A University of Manitoba led national team of researchers has been awarded $300,000 in new funding from the Canadian Institutes of Health Research (CIHR) to study the mechanism of infection and the immune response of patients who experience severe respiratory illness (SRI) associated with the H1N1 flu virus.
The team is being led by Satyendra Sharma, professor and head of the section of respirology in the University’s department of internal medicine and head of respirology at the Health Sciences Centre and St. Boniface General Hospital.
Federal Minister of Health Leona Aglukkaq today announced support for a total of five new research projects designed to help further understand and address the H1N1 flu virus, while touring the Public Health Agency of Canada’s National Microbiology Laboratory in Winnipeg.
“Canada is a global leader in H1N1 flu virus research, including research with our international partners on a safe and effective H1N1 vaccine,” said Health Minister Leona Aglukkaq. “The scientific research we are funding today will help ensure that our knowledge, approach and planning remain among the best in the world.”
Sharma’s project will provide insights into what leads to SRIs that result in hospitalization of the patient.
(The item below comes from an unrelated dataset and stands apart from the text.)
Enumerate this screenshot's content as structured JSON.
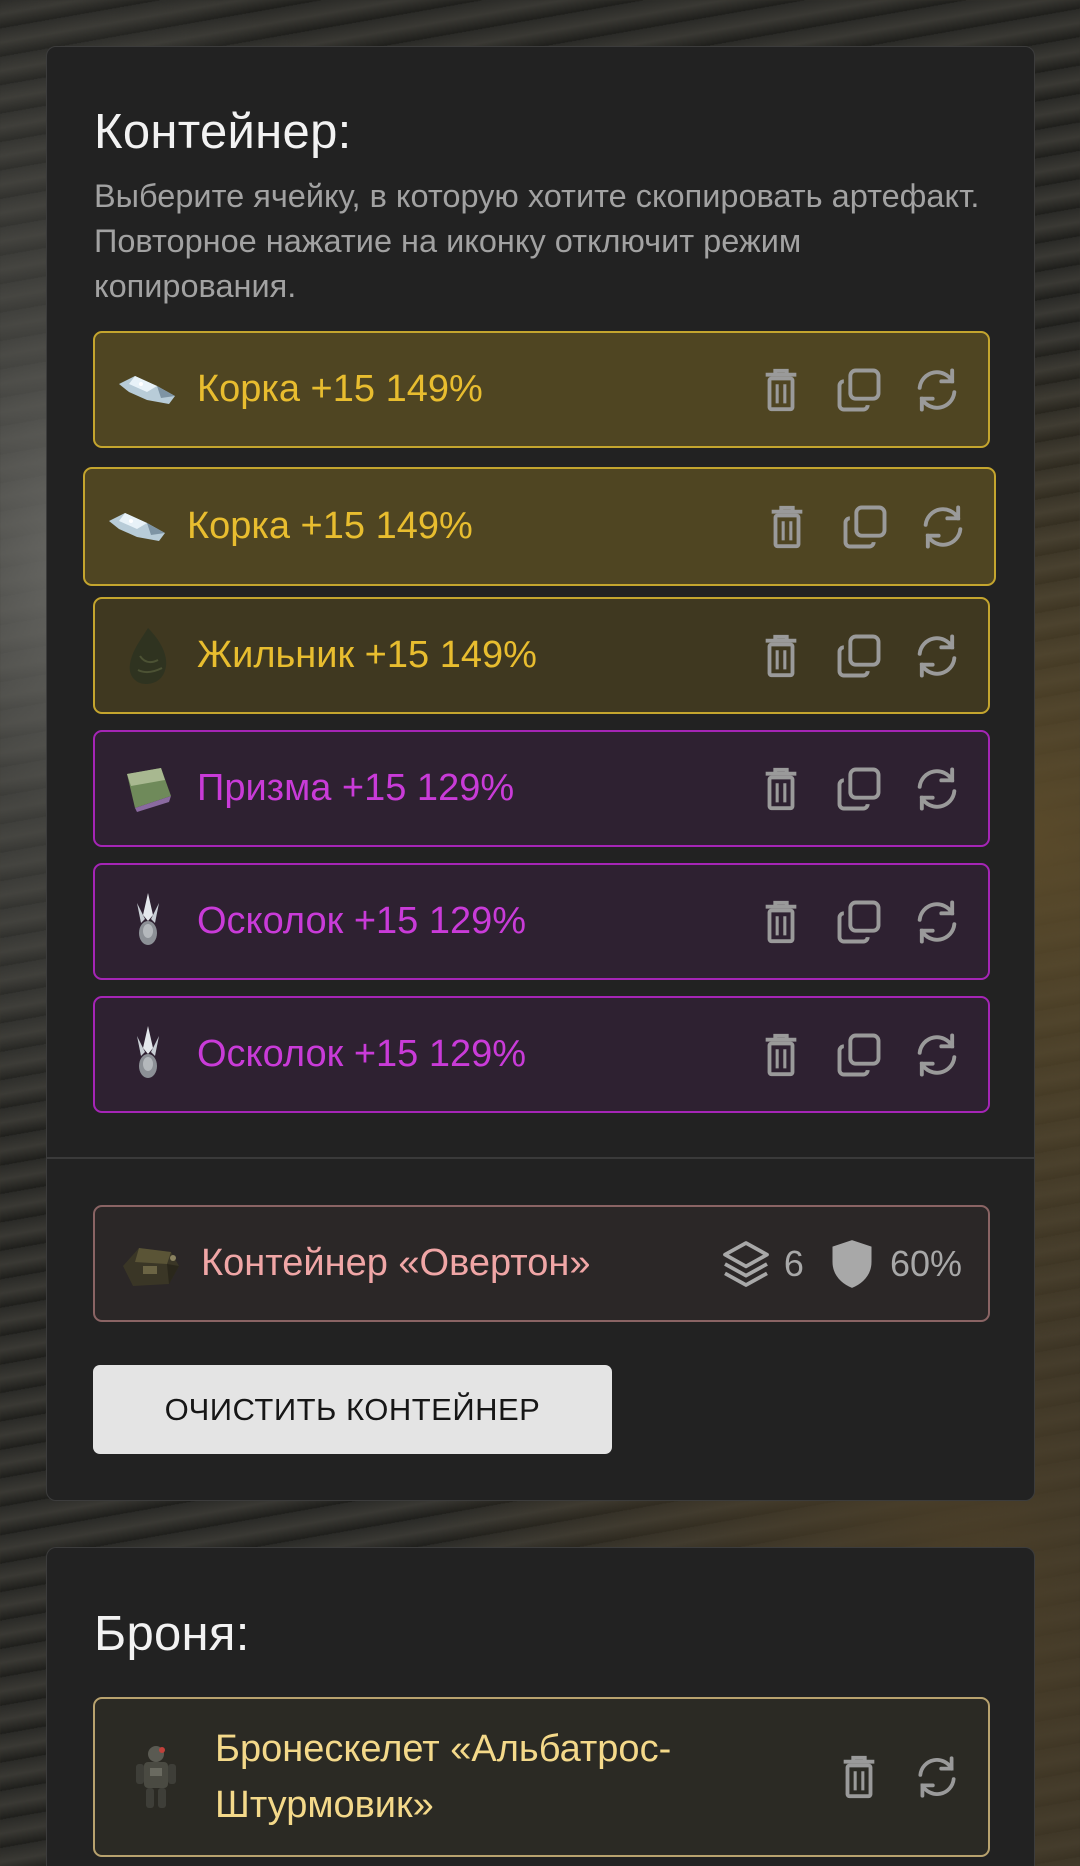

The team will study the immune systems of the infected individuals, the spectrum of gene activation in host cells upon H1N1 viral infection, and the genetic variation in both individuals with SRIs and those with mild disease following H1N1 infection. This approach will reduce both the number of people who become ill and those who die as a result of seasonal influenza.
“The research team led by Dr. Sharma and his colleagues nationally, is taking a unique approach to finding answers to the factors associated with SRIs in at-risk populations,” said Digvir Jayas, Vice-President (Research) at the University of Manitoba. “This collaborative approach will give answers that can be used to reduce the severity of current and future pandemics.”
The research team is made up of collaborators across Canada and includes the Cadham Provincial Laboratory; University of British Columbia; University of Western Ontario; Hospital for Sick Children, University of Toronto; Institute for Biodiagnostics, National Research Council; McMaster University, Dalhousie University, Public Health Agency of Canada; and the Ontario Agency for Health Protection and Promotion.
The research announced today – a total $2.4 million to five projects over 2 years - is being funded through CIHR’s Catalyst Grant program, which provides short-term funding for targeted health research activities. The projects were selected through a rigorous, independent peer review process following a call for applications issued in July 2009.
The Canadian Institutes of Health Research (CIHR) is the Government of Canada's agency for health research. CIHR's mission is to create new scientific knowledge and to catalyze its translation into improved health, more effective health services and products, and a strengthened Canadian health care system. Composed of 13 Institutes, CIHR provides leadership and support over 10,000 health researchers and trainees across Canada. www.cihr-irsc.gc.ca